"In 1994 he arranged for the National Committee on American Foreign Policy to organize a conference on Ireland to which I was invited. I applied for a visa which was eventually agreed and I received a 48-hour restricted visa to New York. It was a key moment in the efforts for peace,” Adams recalled.
"Since then Bill has remained solidly behind the peace process. He traveled to Ireland many times and consciously sought to reach out to unionists and loyalists and to engage them in the process of peacemaking and partnership government.
"Bill’s importance can be measured in the frequency with which all of the governments – Irish, British and US – talk to him and seek to involve him in whatever the current initiative might be.
"I always make a point of trying to meet Bill every time I visit New York. His analysis of the political situation in the USA and in Ireland was always insightful.”
Irish Foreign Minister Simon Coveney also reacted to the news of Flynn’s passing.
“I learned with sadness of the death of Bill Flynn, a giant of Irish America + key figure in US support for peace on the island of Ireland. He showed real leadership in mobilizing Irish American support for peace. Very proud of his contribution. Our thoughts with his family + friends,” Coveney tweeted.
Sinn Féin’s new leader Mary Lou McDonald also remembered Flynn.
“I met Bill several times on visits to New York over recent years. As chairman of the National Committee on American Foreign Policy, Bill initiated a series of advertisements in The New York Times calling on America to help in bringing peace,” she said.
“With Chuck Feeney, Niall O’Dowd, Bruce Morrison and others, Bill succeeded in initiating a process that is now world famous.”
Congressman Joe Crowley, Democrat from New York, praised Flynn’s role in the peace process.
Read More: Bill Flynn's Irish heritage
“Bill was an early and strong supporter of peace in the North of Ireland and played a critical role in organizing Irish Americans to support the peace process. Without his pioneering efforts, securing peace would have been all the more difficult. He will truly be missed,” Crowley said in a statement.
Flynn joined Mutual of America as president in 1971. The following year, he was appointed president and CEO, and in February 1982, chairman of the board, president and CEO.
He retired from Mutual of America in 1994 but continued to serve as board chairman until 2005, when he retired from the board and was awarded the honorary title of chairman emeritus.

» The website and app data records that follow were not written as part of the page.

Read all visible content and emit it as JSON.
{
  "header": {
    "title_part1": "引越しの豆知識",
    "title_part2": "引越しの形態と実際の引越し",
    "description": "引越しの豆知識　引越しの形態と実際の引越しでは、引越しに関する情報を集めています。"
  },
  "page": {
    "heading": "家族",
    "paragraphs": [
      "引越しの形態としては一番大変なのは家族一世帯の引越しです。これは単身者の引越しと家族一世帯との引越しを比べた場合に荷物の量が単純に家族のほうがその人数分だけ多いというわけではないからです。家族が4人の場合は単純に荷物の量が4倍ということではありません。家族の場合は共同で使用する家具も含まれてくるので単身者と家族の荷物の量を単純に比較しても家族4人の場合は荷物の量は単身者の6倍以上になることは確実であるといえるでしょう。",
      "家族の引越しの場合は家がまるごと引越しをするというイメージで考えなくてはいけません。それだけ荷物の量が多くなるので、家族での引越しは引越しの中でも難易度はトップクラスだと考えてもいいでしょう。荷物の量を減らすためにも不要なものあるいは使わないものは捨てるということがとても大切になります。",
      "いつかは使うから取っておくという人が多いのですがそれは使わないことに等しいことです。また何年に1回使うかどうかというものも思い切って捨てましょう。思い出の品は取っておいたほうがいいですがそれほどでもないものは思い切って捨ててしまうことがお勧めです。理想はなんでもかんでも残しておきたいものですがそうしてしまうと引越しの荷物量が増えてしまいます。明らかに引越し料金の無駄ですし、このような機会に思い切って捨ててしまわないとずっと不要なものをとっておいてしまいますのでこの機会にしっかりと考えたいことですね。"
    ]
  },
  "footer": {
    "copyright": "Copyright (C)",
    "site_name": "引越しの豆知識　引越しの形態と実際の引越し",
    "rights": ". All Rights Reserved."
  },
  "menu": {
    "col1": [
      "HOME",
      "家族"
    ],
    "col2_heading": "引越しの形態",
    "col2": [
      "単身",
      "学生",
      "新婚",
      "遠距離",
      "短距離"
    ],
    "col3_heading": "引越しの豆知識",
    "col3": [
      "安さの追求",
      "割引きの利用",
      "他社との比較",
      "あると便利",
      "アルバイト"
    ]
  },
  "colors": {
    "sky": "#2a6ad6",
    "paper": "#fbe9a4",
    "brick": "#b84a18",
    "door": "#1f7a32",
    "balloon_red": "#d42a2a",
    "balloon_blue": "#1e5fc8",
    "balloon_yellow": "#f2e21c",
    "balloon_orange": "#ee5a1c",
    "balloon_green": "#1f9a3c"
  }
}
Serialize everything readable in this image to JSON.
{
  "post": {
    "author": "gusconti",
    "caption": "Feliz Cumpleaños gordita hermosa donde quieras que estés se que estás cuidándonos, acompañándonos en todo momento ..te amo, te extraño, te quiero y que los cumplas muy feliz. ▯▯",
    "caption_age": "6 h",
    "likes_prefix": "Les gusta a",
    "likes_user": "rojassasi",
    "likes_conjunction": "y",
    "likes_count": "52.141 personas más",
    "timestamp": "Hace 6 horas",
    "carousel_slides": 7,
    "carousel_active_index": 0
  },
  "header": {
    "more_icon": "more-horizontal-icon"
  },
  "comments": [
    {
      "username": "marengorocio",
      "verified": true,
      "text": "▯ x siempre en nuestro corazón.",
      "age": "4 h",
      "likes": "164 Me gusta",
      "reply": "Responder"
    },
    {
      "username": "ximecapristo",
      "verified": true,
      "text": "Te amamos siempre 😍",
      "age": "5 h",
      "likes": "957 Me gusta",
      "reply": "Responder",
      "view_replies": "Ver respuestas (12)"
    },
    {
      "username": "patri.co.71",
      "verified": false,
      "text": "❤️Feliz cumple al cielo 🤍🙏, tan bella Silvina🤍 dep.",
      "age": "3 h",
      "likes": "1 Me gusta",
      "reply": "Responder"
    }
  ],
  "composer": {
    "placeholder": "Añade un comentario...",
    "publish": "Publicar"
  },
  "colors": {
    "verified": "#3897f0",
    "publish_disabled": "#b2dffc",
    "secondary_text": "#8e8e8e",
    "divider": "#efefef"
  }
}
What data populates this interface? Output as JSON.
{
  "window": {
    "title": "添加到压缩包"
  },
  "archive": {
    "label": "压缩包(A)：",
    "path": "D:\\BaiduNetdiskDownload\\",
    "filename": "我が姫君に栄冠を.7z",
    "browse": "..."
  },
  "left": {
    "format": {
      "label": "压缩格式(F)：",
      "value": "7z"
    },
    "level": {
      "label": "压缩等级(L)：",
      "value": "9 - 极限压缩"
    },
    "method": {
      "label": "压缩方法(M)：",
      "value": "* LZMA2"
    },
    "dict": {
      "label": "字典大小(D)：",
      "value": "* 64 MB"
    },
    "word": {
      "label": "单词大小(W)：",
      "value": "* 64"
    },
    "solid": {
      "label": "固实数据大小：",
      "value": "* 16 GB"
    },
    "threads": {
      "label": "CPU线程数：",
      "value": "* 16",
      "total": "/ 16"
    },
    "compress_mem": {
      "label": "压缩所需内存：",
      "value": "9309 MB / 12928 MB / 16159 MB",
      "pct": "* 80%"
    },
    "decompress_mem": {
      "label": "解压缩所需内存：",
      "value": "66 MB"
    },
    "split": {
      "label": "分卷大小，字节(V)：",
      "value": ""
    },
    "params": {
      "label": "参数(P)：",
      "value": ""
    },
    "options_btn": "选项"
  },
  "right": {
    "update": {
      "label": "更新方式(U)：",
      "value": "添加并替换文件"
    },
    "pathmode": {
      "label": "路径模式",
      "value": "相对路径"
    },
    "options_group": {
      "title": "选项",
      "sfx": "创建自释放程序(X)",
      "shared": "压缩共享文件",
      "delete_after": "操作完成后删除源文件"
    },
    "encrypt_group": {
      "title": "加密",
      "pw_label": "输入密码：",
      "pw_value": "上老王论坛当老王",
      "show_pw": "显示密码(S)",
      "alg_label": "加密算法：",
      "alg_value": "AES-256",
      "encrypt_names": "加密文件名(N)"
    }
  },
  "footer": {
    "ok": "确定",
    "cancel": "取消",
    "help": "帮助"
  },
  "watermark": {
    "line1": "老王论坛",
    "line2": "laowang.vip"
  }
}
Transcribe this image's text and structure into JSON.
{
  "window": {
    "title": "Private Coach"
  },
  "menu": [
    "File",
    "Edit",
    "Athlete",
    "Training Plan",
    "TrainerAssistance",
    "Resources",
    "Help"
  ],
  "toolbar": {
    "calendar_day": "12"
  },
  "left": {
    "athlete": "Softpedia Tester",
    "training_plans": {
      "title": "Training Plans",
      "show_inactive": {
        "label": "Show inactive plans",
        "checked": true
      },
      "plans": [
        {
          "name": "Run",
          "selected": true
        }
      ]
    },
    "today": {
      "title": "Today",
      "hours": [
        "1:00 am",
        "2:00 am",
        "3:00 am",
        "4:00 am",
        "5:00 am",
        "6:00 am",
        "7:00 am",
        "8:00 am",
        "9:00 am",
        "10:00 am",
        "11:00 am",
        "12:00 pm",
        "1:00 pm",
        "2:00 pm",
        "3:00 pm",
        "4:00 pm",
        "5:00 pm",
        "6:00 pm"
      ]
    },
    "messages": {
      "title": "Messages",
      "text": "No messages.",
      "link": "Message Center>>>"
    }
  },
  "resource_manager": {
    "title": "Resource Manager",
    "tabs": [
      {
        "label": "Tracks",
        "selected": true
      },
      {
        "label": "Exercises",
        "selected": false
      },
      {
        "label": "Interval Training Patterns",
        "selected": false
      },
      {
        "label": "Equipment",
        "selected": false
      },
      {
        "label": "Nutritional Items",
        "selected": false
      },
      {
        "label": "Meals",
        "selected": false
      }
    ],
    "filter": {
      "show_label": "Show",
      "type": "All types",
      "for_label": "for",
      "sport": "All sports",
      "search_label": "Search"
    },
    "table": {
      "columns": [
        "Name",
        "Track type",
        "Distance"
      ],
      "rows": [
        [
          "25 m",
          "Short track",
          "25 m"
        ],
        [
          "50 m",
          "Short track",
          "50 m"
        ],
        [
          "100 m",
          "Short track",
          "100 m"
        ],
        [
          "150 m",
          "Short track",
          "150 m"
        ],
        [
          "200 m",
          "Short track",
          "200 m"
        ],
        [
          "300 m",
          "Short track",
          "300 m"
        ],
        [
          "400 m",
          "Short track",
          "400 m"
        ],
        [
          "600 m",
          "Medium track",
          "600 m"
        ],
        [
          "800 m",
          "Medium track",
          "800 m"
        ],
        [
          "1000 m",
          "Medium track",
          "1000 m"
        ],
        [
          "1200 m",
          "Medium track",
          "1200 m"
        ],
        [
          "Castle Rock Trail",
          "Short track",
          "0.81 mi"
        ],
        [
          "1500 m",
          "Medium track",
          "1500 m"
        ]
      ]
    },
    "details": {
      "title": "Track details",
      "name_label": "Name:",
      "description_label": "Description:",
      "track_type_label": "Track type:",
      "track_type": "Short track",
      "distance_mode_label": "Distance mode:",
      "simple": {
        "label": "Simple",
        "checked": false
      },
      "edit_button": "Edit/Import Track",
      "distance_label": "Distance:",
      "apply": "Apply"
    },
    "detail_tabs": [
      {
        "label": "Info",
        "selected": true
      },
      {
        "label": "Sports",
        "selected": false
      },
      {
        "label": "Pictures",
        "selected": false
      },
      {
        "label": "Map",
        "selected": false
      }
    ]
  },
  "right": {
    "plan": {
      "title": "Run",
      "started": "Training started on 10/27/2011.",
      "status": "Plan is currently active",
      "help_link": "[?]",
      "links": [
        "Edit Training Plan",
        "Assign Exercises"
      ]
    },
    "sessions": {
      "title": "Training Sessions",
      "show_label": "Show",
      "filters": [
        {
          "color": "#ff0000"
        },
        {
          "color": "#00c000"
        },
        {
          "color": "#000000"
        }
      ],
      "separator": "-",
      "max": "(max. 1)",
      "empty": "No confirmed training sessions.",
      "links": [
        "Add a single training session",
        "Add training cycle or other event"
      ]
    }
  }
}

“Flynn had an exceptional career and played a significant role in Mutual of America's success over many decades. His many years of dedicated service to Mutual of America were distinguished by his visionary leadership and driven by his unwavering belief in Mutual of America's mission to help those who dedicate their lives to helping others,” the company said in a statement.
“Flynn was involved with numerous philanthropic organizations, and on the world stage, he played a critical role in bringing peace to Ireland. His personal commitment to addressing social issues is well known and admired, and he was honored by secular, political and religious entities alike, both within the United States and abroad.”
Mutual’s current chairman, president and CEO John R. Greed said, "Bill Flynn was the consummate professional and an outstanding executive, a dedicated and compassionate humanitarian, an innovative leader, and a gentleman who touched the lives of countless individuals both in the United States and abroad. We who were privileged to have known him will gratefully remember his wise counsel, exceptional insights, high ethical standards, moral courage and most especially, his friendship. He will be greatly missed."
In 1953, Flynn married his sweetheart Peg Collins, the Bronx born-and-raised daughter of immigrants from Co. Kerry. The war over, the two newlyweds were soon living on Long Island and starting a family.
Flynn, who served as grand marshal of the New York City St. Patrick’s Day parade in 1996, is survived by his wife, two children, 11 grandchildren and one great-grandchild. Two of his sons predeceased him.